What must be returned is the number of lines in the records holding the word "websGetVar", with no other text.

=== EXTRACTED RECORDS ===

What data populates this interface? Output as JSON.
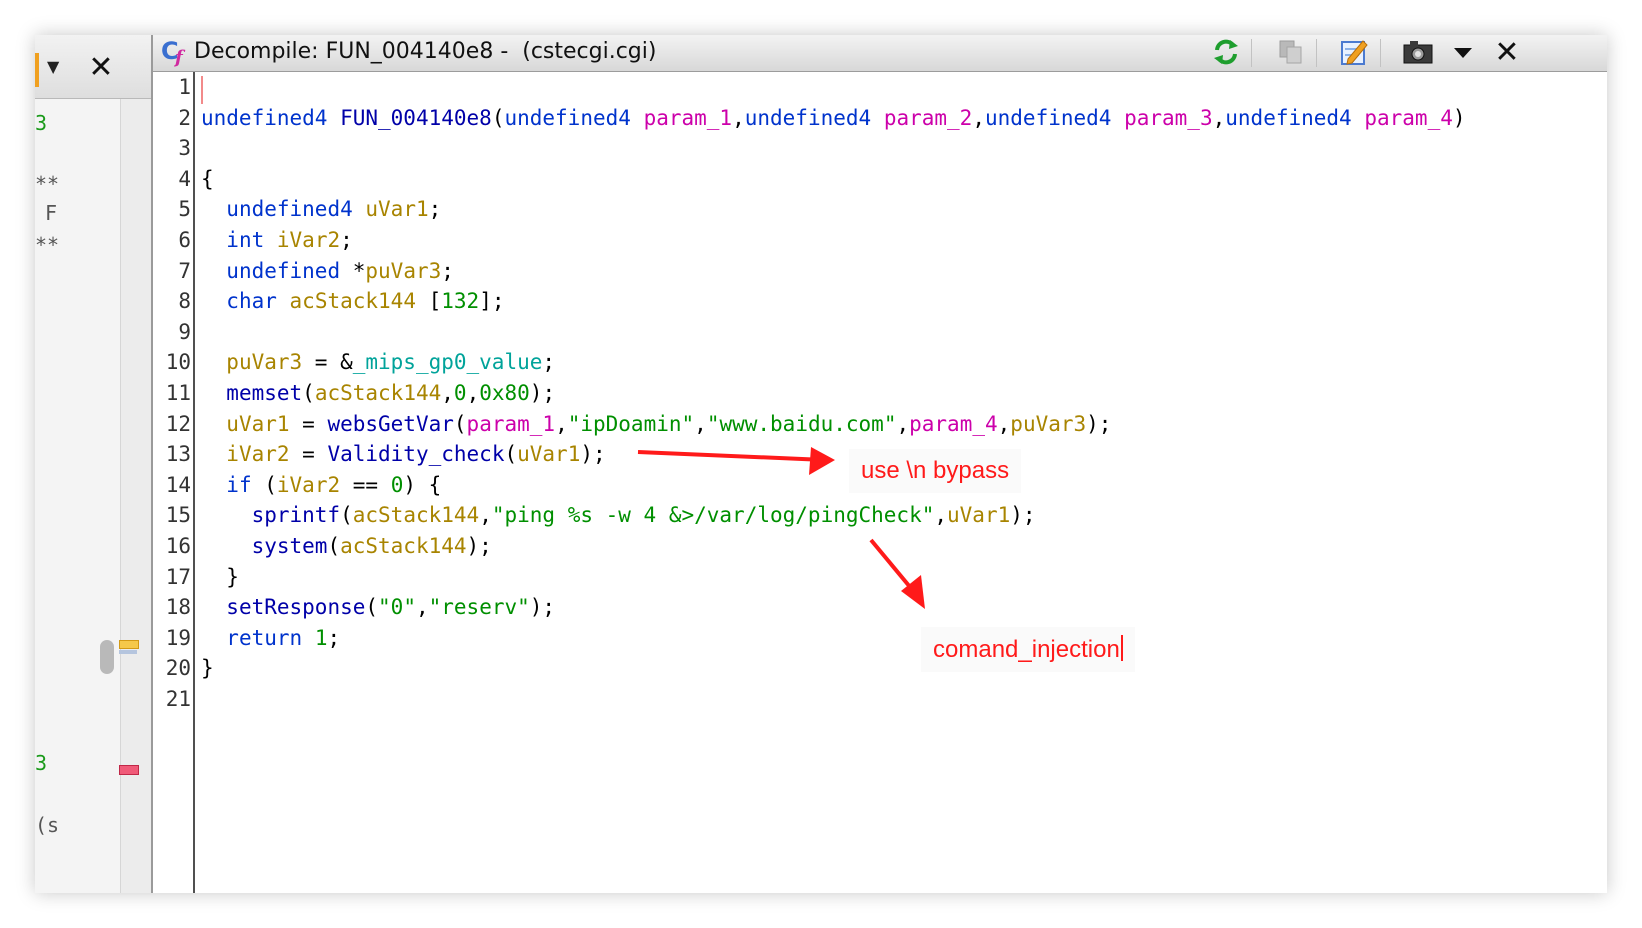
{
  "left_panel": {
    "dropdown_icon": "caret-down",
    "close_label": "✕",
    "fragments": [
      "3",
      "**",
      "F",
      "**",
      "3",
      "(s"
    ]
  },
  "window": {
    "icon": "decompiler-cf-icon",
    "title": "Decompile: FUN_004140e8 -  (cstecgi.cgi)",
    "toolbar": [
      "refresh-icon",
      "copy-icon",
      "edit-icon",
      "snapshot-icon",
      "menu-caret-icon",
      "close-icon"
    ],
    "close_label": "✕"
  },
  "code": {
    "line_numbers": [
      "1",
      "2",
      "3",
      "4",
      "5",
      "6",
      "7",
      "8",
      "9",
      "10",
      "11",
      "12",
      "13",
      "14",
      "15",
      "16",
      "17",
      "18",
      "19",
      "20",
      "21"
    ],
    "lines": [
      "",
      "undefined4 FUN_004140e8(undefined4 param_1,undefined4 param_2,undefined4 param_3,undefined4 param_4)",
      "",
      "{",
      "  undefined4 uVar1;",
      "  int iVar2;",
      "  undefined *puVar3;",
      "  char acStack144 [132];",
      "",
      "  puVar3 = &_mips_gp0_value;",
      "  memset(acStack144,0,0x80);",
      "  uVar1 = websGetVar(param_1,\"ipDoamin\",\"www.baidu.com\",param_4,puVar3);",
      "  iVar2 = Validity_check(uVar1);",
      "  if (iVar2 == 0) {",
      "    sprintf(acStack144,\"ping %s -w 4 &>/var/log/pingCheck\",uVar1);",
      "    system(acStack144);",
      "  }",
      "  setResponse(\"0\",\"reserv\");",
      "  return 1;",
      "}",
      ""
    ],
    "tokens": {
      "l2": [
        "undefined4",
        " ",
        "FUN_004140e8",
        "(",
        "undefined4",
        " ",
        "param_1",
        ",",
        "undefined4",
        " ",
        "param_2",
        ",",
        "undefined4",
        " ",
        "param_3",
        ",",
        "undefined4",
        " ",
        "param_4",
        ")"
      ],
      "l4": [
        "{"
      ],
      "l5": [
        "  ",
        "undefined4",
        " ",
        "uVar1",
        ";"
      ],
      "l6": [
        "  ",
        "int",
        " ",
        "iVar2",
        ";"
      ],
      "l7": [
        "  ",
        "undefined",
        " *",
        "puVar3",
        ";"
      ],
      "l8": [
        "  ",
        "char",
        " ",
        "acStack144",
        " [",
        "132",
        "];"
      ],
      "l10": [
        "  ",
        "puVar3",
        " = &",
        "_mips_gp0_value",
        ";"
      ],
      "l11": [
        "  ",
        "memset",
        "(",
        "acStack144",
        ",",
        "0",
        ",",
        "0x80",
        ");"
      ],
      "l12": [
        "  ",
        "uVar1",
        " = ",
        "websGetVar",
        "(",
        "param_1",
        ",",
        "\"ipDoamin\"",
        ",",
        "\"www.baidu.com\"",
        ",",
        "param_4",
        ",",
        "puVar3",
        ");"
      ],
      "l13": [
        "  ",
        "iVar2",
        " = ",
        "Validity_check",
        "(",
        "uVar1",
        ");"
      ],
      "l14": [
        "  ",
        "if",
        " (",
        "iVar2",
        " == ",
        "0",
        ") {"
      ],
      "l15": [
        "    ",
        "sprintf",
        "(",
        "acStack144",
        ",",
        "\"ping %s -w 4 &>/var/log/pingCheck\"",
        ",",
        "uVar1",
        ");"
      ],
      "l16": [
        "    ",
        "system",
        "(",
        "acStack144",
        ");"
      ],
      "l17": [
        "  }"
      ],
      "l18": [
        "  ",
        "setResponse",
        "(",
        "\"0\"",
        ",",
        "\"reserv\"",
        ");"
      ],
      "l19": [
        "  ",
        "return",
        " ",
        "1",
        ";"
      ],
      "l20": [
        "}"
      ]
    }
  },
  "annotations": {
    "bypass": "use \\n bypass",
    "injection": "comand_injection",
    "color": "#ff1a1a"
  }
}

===

▶ [RESULT OF THE TASK]: 2